> _What is needed_: Pick out each line of the records in which the word "token" appears.

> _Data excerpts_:
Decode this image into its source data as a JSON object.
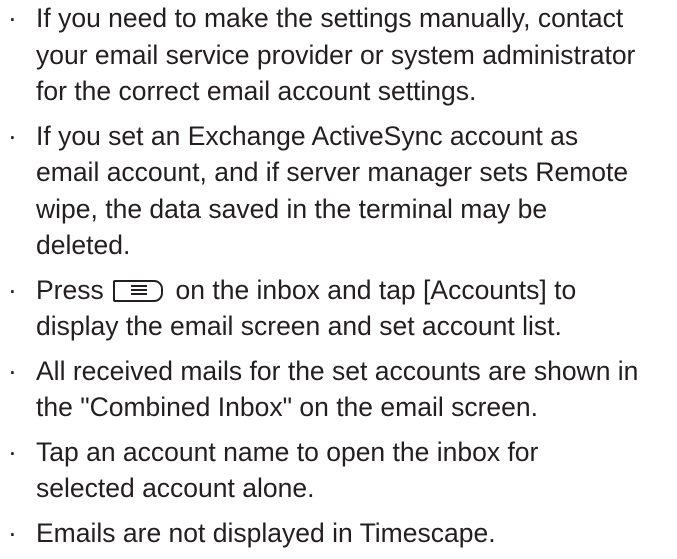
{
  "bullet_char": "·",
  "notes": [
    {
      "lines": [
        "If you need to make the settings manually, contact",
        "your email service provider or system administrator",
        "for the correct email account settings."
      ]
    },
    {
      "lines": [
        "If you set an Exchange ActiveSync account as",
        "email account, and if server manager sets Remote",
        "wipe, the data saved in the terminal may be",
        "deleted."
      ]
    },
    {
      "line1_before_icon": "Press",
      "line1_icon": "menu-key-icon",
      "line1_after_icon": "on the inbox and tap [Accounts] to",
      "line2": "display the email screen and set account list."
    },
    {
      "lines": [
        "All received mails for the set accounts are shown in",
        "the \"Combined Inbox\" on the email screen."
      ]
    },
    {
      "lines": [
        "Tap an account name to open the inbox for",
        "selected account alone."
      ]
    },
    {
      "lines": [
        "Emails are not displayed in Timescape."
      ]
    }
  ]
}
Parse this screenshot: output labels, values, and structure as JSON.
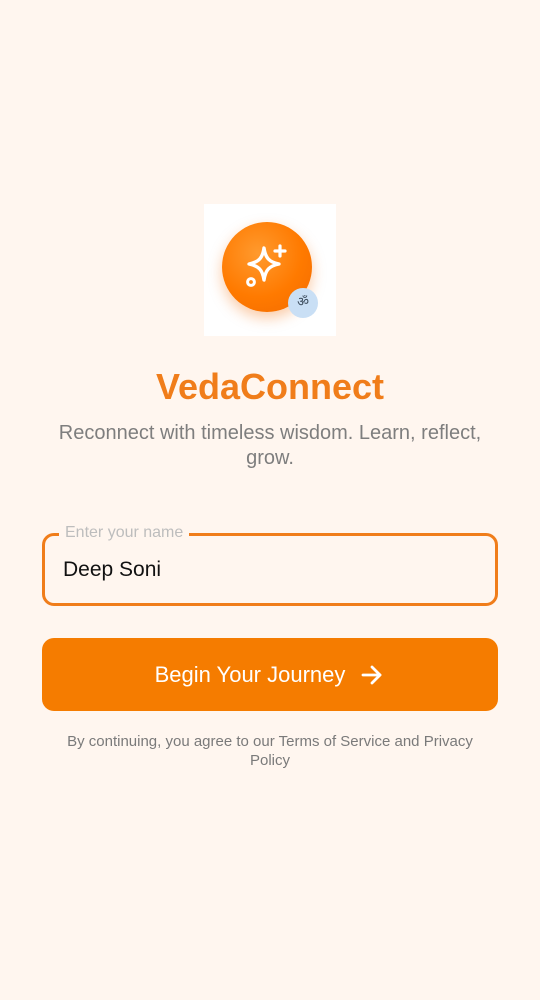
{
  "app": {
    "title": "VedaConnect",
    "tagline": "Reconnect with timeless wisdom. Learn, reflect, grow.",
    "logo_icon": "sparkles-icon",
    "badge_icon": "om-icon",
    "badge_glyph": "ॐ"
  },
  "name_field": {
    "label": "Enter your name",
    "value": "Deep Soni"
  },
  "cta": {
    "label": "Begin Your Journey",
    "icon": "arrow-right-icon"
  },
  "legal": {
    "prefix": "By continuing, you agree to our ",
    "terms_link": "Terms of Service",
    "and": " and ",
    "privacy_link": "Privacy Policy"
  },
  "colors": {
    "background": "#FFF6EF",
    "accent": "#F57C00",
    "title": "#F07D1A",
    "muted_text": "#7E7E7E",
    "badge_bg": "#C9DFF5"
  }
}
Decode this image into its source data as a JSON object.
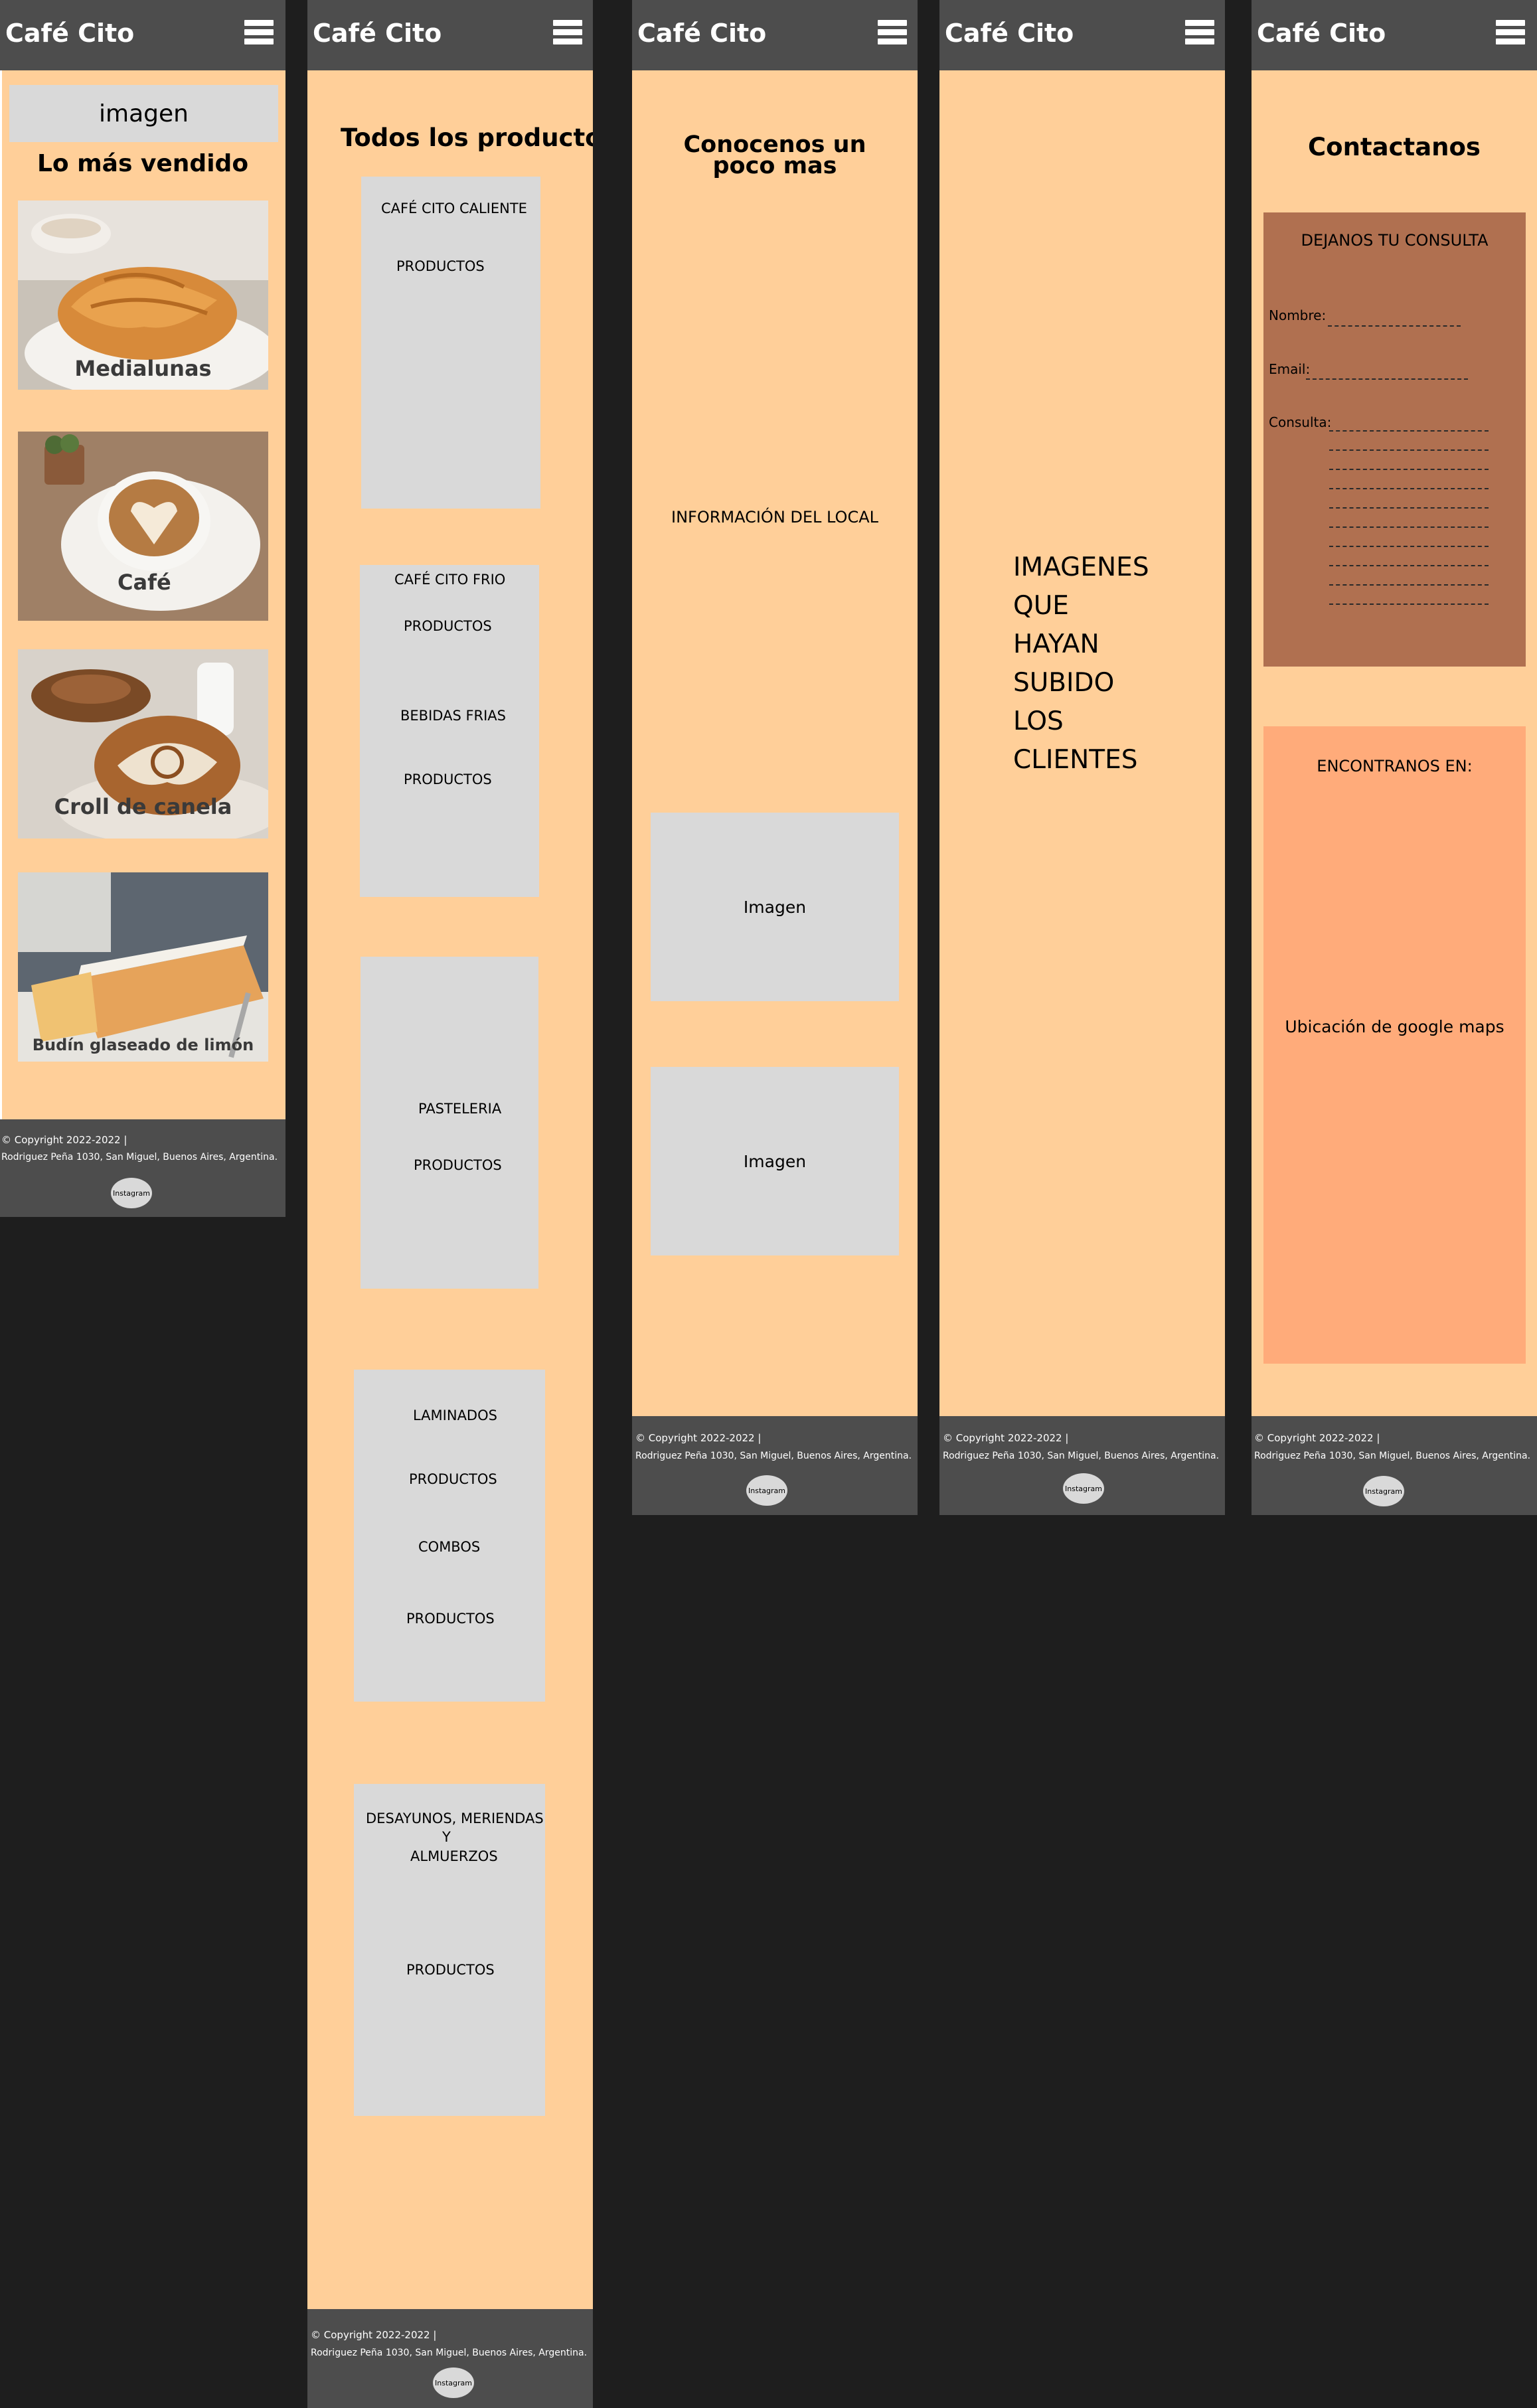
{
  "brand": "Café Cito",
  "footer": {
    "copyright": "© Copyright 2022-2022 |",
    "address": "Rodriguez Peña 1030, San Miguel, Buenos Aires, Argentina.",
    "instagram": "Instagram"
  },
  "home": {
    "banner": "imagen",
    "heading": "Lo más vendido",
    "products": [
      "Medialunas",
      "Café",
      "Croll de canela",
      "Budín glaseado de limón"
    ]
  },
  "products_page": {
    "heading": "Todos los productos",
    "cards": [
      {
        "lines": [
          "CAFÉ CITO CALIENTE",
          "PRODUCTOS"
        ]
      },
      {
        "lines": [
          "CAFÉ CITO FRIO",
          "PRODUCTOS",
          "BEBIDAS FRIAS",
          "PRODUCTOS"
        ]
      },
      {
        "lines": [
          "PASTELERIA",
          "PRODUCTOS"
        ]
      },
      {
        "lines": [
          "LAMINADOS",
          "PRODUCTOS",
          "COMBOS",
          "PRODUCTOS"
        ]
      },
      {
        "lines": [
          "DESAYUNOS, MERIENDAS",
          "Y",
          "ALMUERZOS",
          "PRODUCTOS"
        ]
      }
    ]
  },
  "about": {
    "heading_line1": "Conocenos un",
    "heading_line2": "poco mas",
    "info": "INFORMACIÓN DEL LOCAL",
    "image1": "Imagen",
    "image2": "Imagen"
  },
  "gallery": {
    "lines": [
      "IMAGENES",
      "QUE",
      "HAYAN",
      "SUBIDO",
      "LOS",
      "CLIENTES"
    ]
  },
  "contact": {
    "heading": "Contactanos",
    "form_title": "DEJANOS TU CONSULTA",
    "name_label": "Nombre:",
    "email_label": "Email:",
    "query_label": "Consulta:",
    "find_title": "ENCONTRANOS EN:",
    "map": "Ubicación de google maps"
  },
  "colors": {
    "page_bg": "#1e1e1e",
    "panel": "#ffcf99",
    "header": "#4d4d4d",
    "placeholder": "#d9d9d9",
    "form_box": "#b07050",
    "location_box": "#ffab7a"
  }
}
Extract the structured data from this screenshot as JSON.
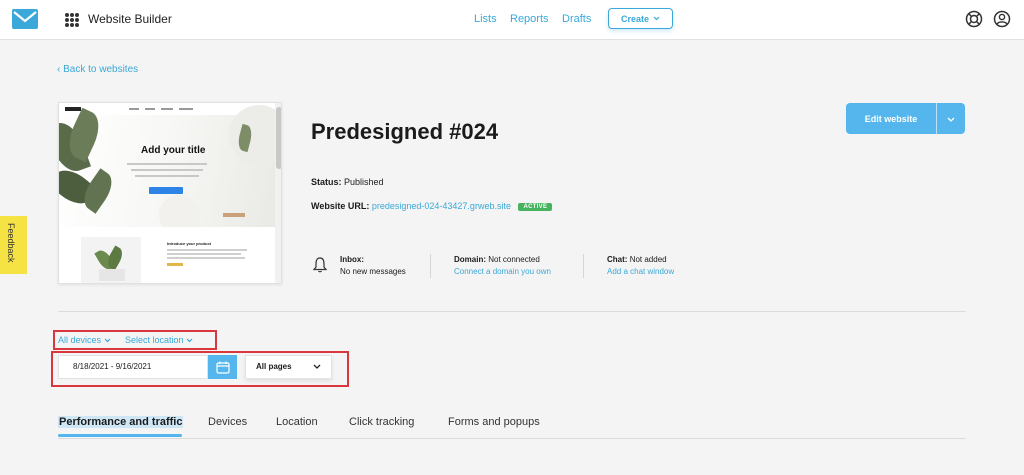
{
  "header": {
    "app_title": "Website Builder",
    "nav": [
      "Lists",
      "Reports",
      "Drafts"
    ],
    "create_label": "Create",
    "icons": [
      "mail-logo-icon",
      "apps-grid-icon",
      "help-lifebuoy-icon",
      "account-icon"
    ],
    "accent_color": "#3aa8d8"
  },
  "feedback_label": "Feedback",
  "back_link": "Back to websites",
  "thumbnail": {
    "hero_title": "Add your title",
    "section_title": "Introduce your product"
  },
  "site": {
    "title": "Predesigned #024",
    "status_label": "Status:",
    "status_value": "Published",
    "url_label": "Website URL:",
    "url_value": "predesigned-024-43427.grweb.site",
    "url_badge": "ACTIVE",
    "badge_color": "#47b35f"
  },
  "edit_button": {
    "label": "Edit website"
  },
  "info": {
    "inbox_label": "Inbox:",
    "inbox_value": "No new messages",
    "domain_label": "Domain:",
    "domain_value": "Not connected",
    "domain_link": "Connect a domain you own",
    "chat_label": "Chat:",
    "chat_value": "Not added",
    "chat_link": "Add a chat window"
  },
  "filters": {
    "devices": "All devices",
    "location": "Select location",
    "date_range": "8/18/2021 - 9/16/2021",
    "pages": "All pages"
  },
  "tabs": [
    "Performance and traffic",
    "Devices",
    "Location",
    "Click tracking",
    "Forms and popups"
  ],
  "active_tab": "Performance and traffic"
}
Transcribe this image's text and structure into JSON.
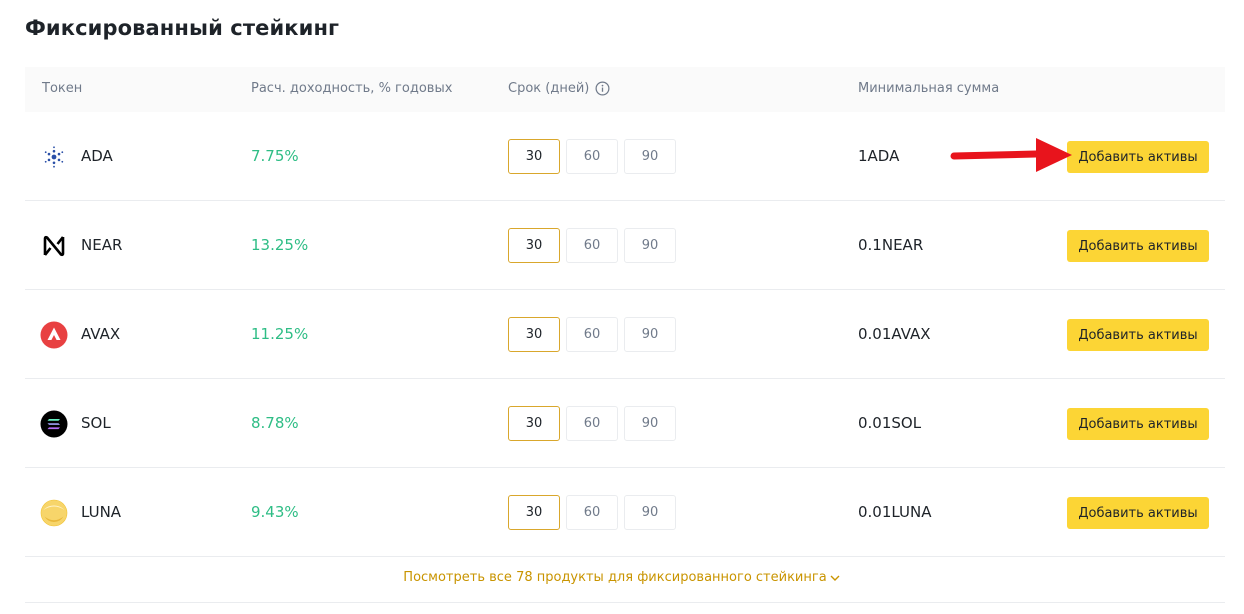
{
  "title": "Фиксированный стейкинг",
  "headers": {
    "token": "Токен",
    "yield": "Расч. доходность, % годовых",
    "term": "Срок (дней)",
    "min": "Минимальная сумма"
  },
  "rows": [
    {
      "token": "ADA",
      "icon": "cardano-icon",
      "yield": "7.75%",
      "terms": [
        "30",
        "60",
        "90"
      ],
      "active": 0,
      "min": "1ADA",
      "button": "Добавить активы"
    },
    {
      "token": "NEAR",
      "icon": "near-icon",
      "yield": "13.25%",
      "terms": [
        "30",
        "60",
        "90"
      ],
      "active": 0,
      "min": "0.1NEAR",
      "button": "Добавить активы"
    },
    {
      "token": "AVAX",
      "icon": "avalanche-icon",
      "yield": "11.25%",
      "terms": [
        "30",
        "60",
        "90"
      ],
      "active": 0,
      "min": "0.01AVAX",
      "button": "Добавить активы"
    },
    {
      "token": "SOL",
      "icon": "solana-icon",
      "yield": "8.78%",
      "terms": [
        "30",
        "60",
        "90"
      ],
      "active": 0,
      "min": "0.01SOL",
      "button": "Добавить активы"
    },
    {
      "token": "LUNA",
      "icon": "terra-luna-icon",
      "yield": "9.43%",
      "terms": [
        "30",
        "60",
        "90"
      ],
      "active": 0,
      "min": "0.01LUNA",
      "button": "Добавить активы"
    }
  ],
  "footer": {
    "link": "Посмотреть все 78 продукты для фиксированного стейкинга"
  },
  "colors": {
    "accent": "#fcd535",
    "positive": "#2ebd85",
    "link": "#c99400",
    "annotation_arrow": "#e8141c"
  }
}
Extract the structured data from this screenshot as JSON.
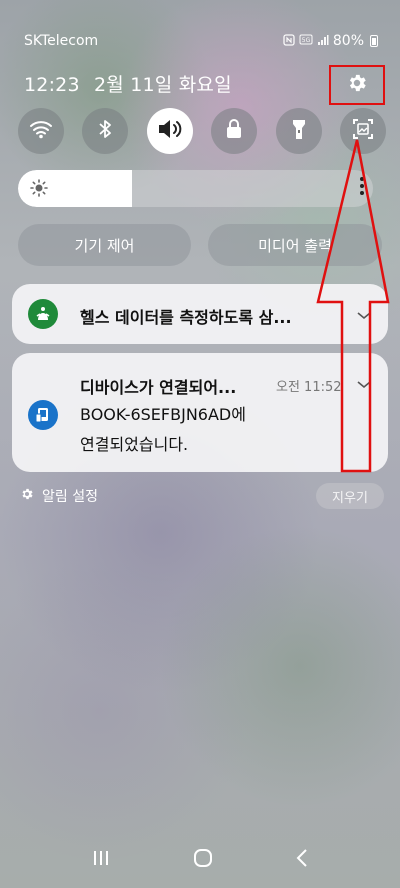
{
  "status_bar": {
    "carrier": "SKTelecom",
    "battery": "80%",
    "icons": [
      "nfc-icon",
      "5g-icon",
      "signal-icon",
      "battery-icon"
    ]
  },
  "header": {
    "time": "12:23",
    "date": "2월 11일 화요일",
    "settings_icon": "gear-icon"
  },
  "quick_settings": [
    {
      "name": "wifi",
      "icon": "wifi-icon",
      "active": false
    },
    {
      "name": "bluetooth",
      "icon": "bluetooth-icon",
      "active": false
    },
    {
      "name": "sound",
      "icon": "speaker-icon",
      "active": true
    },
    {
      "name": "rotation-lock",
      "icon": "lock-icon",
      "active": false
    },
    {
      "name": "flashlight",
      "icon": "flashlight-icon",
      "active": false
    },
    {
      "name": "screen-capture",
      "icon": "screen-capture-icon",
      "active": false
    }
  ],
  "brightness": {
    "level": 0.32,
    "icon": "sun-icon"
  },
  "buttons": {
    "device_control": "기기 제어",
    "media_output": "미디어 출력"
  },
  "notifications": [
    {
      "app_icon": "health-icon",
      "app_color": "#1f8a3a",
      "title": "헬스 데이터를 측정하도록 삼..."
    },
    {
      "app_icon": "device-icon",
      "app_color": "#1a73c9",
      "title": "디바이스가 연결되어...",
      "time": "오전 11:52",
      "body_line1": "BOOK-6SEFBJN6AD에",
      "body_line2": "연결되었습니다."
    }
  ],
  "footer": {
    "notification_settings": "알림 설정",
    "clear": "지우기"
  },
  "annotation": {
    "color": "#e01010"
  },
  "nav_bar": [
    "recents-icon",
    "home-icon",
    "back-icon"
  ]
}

> _Written response_:
    "token": "Токен",
      "token": "ADA",
      "token": "NEAR",
      "token": "AVAX",
      "token": "SOL",
      "token": "LUNA",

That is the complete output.